The malai paneer tikka consisted of marinated cottage cheese blocks, tandoori-grilled along with onions and bell peppers. This was the first of three preparations of such cheese that we tried, and the grilling process seemed to leave it too dry to hold the flavors of marination.
The appetizers were paired with two white wines that complemented them well. The Seeker 2015 Riesling from the Mosel was more fruit-forward in nature, enabling it to cut through the spiciness of the appetizers in a subtly assertive way. The 2016 Sauvignon Blanc Matua from Marlborough, New Zealand reflected the increasing quality I’ve come to expect from New Zealand wines, and its lighter and more acidic character went especially well with the madula.
The variety of the main courses was truly impressive, perhaps none more so than the bihari nalli gosht, a lamb shank on the bone, braised over six hours with tomatoes, onions, ginger, and an 8-spice blend. The hefty chunk of meat was very tender from its long, slow cooking and left a lightly sweet, pungent, and latent spiciness on the palate.
The South Indian chettinad duck consisted of tandoori- grilled fillets seasoned with curry leaf (yes, there is an herb called curry!) and black pepper and served with tamarind rice. I can’t recall ever having duck at an Indian restaurant before, but the pleasantly fatty and gamy nature of the meat nicely worked well with the spicy sauce.
Chicken kolhapuri arrives in an complex sauce of roasted coconut, sesame, and garlic, infused with red chili, clove, cinnamon, and cardamom.
Another litmus test for a quality kitchen is the handling of shellfish, and with Konkan shrimp Pippali once again excelled. The crustaceans were sweet and fresh — evincing judicious selection and cooking — and were presented in a deep red sauce whose color derived from tamarind and degi red chili; roasted spices and coconut finished the dish.
Vegetarian main courses were of subtler character. The dal tadka may have seemed familiar, being home-style yellow lentils, tempered with cumin and garlic, but had a creamier quality than what I’m used to — almost more a korma than a dhal, with a mild, lightly sweet character.

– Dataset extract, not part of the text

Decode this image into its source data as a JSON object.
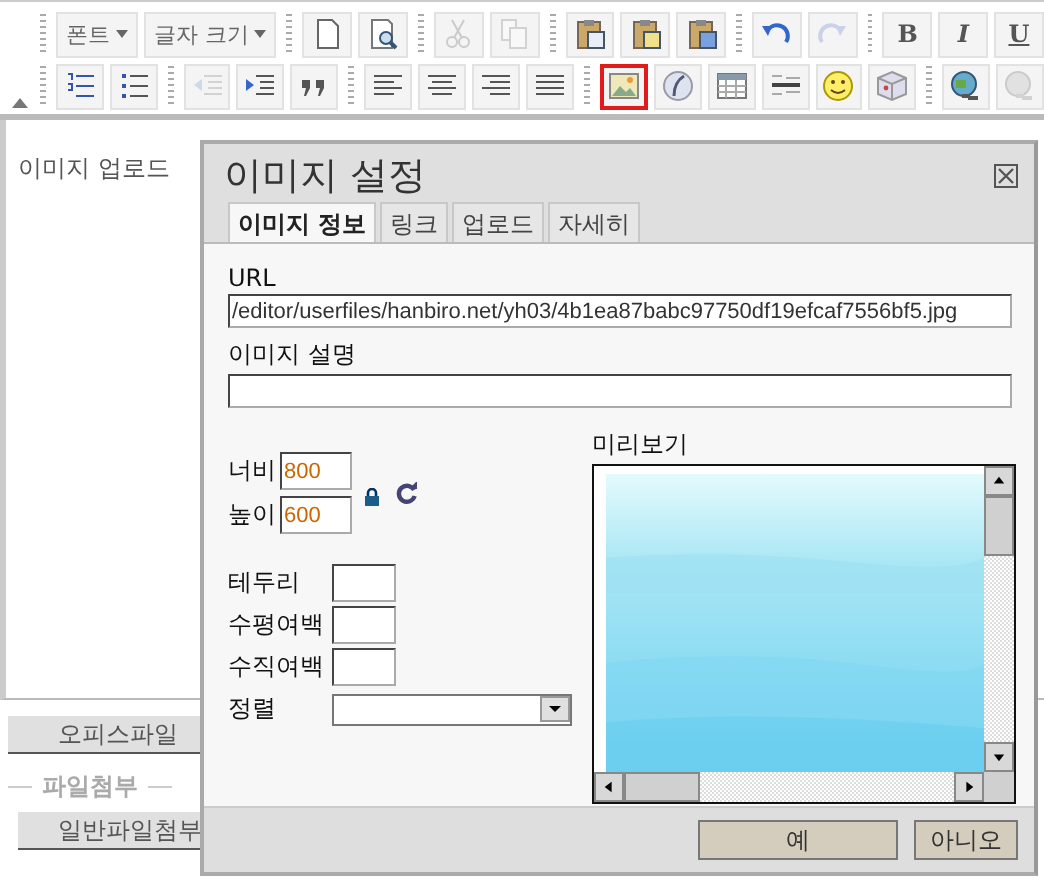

Jaipuri kofta were mixed vegetable dumplings rolled in chickpea batter, served with a green cardamom sauce. Palak paneer, featuring Indian cottage cheese cubes in pureed spinach with ginger and tomatoes, was a superior rendition of the dish.
Along with all of these came basmati rice, which arrived light, fluffy, and with a hint of coconut.

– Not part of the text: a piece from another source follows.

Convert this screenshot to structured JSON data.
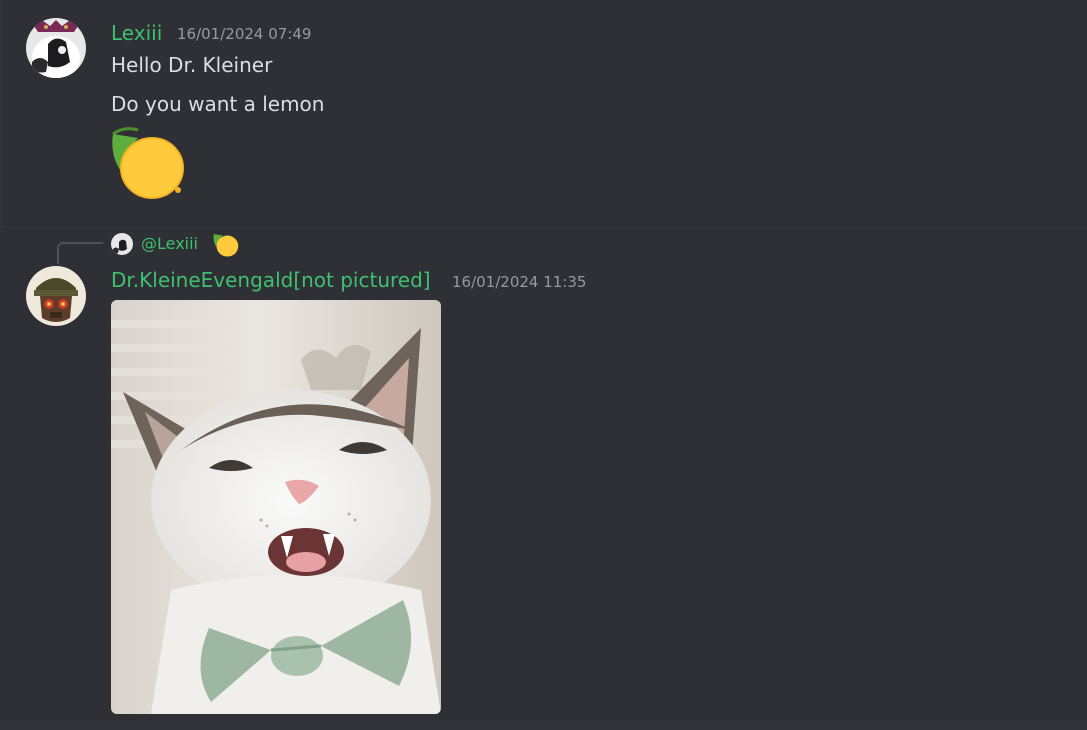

There are a decent number of bread varieties, and the naan we had was topped with ample garlic.
In the same way that warm beverages often make a better pairing for hot or spicy foods than cold ones (perhaps counterintuitively), so it is the case with red wines versus whites when it comes to South Asian dishes with spicy sauces. The two we had offered a nice contrast of both a fruitier character — the 2016 Hanging Vine cabernet sauvignon (Lodi, Calif.), which has a nice cherry nose — and the 2013 tempranillo ‘El Coto’ Crianza from Spain’s Rioja region, which was somewhat dry and spicy, with a light aspect of citrus.
The dessert menu is evolving, with a new set of items forthcoming. Though I scarcely had the room for it, we were presented with paneer ras malai. This third different treatment of cheese in our meal, it demonstrated that the dairy product shines best when in a sauce of some kind. Here the cheese is soaked in a reduced milk emulsion, seasoned with saffron, pistachios, almonds and an extract of rose water, the last of these lending the liquid a pinkish hue. The flavors combined in a sweetness more mellow than sugary, and atop this was a sheet of edible silver — a not atypical flourish upon South Asian sweets — called kailash. One cannot say his meal lacked for mineral enrichment after such a finish.
Prices range from $9 to $14 for starters, $15 to $24 for main courses, $3 to $5 for breads.
Pippali, 129 E. 27 Street, 212-689-1999. Open seven days for lunch and dinner. Major credit cards are accepted.